Symposium on “The Syrian Civil War and Cultural Heritage – The Actual State of the World Heritage Site at Palmyra and International Support for Its Reconstruction”
In the Middle Eastern country of Syria, a massive civil uprising calling for democratization occurred in March 2011 and developed into a civil war that has already lasted five years. Casualties in the nation have topped 250 thousand while more than 4.8 million citizens have fled the country as refugees.
Because of this state of civil warfare in Syria, valuable cultural assets have suffered damage as well, which has been reported as major news stories internationally.
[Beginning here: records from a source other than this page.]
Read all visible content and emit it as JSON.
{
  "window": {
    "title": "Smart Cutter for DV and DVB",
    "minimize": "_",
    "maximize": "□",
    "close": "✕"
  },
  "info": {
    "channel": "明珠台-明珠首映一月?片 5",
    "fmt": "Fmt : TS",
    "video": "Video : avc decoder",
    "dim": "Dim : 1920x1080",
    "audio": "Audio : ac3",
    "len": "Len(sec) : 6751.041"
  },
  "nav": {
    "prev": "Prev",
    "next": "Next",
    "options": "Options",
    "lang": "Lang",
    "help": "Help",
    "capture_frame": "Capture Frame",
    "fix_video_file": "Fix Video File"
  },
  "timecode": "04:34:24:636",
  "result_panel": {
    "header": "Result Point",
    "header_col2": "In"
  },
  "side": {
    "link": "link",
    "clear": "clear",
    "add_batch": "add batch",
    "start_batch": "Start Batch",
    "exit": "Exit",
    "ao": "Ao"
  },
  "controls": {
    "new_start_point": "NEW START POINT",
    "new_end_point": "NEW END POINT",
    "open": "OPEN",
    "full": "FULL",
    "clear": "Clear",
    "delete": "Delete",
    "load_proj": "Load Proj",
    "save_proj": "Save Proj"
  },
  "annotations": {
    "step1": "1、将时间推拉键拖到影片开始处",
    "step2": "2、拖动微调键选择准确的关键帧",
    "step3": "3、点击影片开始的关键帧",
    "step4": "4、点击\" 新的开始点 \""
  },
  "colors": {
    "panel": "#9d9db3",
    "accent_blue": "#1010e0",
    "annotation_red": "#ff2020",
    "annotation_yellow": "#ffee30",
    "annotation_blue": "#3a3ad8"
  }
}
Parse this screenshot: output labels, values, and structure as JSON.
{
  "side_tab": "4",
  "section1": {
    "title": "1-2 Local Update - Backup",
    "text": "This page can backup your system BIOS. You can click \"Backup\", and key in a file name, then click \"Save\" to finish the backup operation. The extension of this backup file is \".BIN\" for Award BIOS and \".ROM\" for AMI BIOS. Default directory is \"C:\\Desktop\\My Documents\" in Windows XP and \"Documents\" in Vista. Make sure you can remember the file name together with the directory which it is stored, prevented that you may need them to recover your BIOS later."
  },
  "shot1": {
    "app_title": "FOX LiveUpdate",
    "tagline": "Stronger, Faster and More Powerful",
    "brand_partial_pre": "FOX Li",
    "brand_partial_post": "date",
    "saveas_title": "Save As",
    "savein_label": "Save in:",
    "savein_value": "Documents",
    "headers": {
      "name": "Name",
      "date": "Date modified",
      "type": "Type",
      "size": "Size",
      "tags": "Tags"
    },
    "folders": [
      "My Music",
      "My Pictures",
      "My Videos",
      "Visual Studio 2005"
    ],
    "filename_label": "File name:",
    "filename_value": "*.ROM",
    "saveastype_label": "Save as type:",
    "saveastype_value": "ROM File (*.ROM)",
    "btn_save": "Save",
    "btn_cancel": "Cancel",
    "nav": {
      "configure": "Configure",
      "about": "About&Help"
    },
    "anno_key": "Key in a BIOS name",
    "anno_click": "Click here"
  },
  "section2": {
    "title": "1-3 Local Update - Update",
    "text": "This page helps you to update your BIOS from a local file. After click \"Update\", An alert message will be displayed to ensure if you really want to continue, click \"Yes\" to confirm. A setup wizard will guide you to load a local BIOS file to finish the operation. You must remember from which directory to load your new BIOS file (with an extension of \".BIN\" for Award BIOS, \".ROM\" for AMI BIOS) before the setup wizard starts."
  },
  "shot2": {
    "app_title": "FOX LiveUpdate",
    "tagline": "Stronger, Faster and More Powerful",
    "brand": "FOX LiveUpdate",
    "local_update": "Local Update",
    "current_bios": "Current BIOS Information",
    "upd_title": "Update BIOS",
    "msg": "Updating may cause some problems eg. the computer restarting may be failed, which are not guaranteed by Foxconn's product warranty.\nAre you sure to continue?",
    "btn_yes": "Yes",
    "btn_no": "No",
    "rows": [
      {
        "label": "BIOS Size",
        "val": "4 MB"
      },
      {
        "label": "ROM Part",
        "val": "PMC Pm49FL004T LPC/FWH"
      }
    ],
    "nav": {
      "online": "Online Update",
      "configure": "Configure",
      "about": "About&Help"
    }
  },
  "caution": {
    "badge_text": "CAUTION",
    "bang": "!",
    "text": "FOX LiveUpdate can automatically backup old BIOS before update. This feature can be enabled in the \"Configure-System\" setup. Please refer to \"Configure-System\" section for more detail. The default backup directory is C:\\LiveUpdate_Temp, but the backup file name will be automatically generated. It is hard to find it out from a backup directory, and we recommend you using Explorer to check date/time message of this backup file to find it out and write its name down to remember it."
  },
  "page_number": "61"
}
Of particular note is that reports of damage wrought on Palmyra by Islamic State (IS) militants from August 2015 through October last year made headlines and drew public attention also in Japan.
The Tokyo National Research Institute for Cultural Properties (TNRICP) cohosted the symposium titled “The Syrian Civil War and Cultural Heritage – The Actual State of the World Heritage Site at Palmyra and International Support for Its Reconstruction” with the Agency for Cultural Affairs, the Nara National Research Institute for Cultural Properties, and the Cultural Heritage Protection Cooperation Office, Asia-Pacific Cultural Centre for UNESCO at the Tokyo National Museum and Todaiji Temple’s Kinsho Hall on November 20th and 23rd, 2016, respectively.
The ruins of Palmyra had been controlled by the IS since May 2015 and they were recaptured by the Syrian government forces in March 2016. Polish and Syrian researchers conducted field surveys at the site in April. They recorded the state of damage wrought on the ruins in the region and the Palmyra Museum, and provided preliminary aid to damaged artifacts of the museum and transported them to Damascus promptly.
At this symposium, Polish and Syrian researchers who witnessed the graphic situation at the site, experts from both home and abroad, and UNESCO staff got together and discussed what type of support would be effective with a view to reconstructing damaged cultural heritages in Syria, including the devastated ruins of Palmyra.